South Chungcheong Province also showed the highest regional growth rate in manufacturing industry, an industry that entails a significant spillover effect. The growth rate of the manufacturing industry in the region, based on per capita GRDP, was 13 percent. This is 5.8 percentage points higher than the national average of 7.2 percent, surpassing Gyeonggi Province, whose GRDP grew 8.6 percent.

According to some analyses, the high growth rate of South Chungcheong Province was possible because companies expanded or built factories in the province relatively close to Seoul in order to avoid continued regulations in metropolitan area. In other words, South Chungcheong Province has clearly benefited from the so-called “sub-metropolitan premium.”

--Controversy over the location of the new capital

Citing the premium, some analysis say that the relocation of the administrative capital to an already high-growth region would only lead to further concentration of investment which will, in turn, worsen the imbalance with less developed regions.

“The growth rate of South Chungcheong Province has been much higher than that of less developed Gangwon and Jeolla Provinces,” said Jung Hee-yun, director of the Research Center for Capital Relocation Issues at SDI and argued, “If investment is concentrated in South Chungcheong as a result of capital relocation, balanced regional development will become even more unachievable.”

However, Director of Planning and Promotion Kim Young-dong at the Presidential Committee on Administrative Capital Relocation rebutted the argument, saying, “The growth rate itself cannot be the determinant of the controversy over balanced regional development because even a slight increase in values can push up growth rates when the size of the economy measured is small.” He added, “Discrepancies between metropolitan areas and non-metropolitan areas are still wide in terms of fiscal independence and all other issues.”

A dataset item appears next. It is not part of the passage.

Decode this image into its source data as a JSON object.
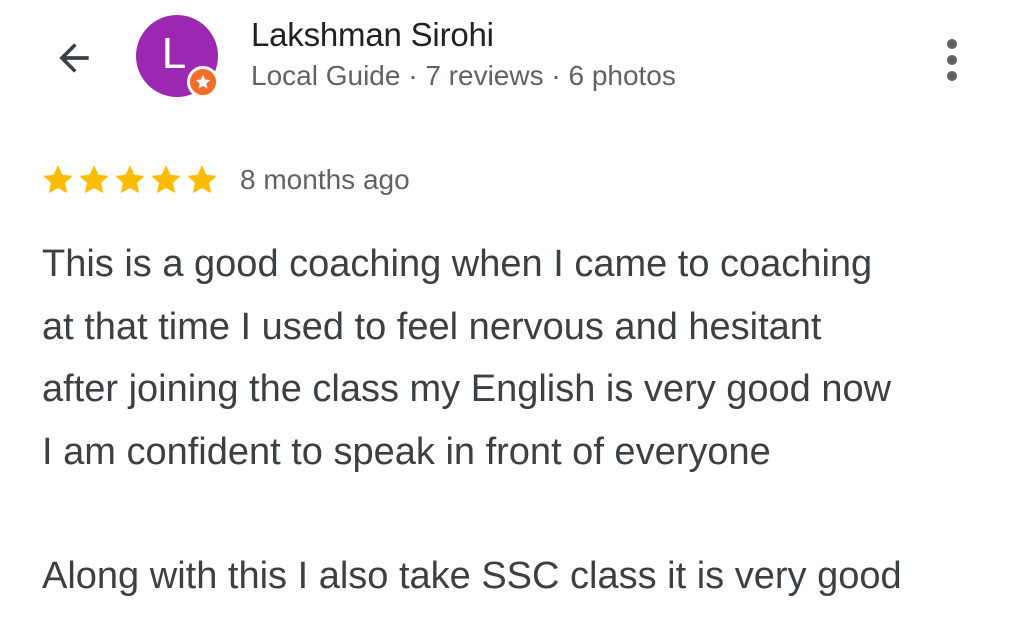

--Goal of balanced development under attack

“Capital relocation to South Chungcheong Province may stimulate investment only in the region. If that happens, the conflict of ‘metropolitan areas vs. non-metropolitan areas’ could become the ‘Chungcheong area vs. non-Chungcheong area,’” said economics professor Kim Kyung-hwan at Seogang University, showing concern over the issue.

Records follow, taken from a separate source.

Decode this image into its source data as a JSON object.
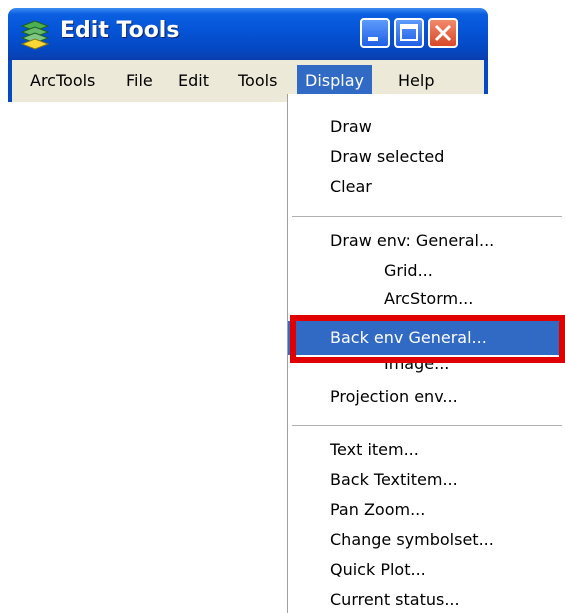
{
  "window": {
    "title": "Edit Tools",
    "icon": "stacked-layers-icon",
    "controls": [
      "minimize-icon",
      "maximize-icon",
      "close-icon"
    ]
  },
  "menubar": {
    "items": [
      "ArcTools",
      "File",
      "Edit",
      "Tools",
      "Display",
      "Help"
    ],
    "active": "Display"
  },
  "display_menu": {
    "items": [
      "Draw",
      "Draw selected",
      "Clear",
      "Draw env: General...",
      "Grid...",
      "ArcStorm...",
      "Back env  General...",
      "Image...",
      "Projection  env...",
      "Text item...",
      "Back Textitem...",
      "Pan Zoom...",
      "Change symbolset...",
      "Quick Plot...",
      "Current status..."
    ],
    "highlighted": "Back env  General..."
  },
  "colors": {
    "titlebar": "#0553d6",
    "menu_highlight": "#316ac5",
    "annotation_box": "#e00000",
    "menubar_bg": "#ece9d8"
  }
}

In fact, SDI projects that the Chungcheong area will account for 52.5 percent of the production increase and 53.4 percent of added-value generated by capital relocation.

Director Kim insisted, “The government will ensure balanced regional development by encouraging some 180 public organizations to move to non-Chungcheong areas,” and said, “We must eliminate imbalance between metropolitan and non-metropolitan areas now.”

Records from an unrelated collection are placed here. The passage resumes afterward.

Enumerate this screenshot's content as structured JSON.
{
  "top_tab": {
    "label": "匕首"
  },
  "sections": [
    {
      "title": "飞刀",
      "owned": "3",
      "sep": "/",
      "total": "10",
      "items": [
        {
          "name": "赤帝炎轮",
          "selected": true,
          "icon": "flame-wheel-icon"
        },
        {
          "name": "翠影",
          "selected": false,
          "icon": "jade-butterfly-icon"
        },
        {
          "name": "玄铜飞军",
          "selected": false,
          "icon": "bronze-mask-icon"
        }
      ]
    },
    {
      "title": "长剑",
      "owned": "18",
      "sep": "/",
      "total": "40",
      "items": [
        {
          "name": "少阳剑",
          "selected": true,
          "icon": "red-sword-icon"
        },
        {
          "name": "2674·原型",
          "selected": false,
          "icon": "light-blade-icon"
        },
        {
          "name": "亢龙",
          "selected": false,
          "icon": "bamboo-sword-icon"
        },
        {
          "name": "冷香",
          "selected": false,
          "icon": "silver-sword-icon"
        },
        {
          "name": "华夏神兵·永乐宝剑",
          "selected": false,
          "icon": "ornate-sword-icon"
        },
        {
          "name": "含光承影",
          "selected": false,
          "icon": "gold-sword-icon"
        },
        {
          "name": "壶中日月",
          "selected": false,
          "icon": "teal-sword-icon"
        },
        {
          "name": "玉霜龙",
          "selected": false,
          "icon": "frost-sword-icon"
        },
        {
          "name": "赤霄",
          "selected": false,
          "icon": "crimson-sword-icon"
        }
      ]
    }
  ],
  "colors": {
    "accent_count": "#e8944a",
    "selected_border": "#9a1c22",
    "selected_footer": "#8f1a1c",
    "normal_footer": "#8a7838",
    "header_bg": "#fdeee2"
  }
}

In contrast, Director Jung reasoned, “Because the new capital is close to Seoul, it might become “Gongju” under the governance of Seoul.” “If that happens, the relocation can only bring adverse effects—an expansion of the metropolitan area to the Chungcheong area.”

In regards to the argument that policies to limit construction or expansion of factories in metropolitan areas should also be implemented in Chungcheong region, the government commented, “The issue is currently not under consideration.”

Jong sik Kong kong@donga.com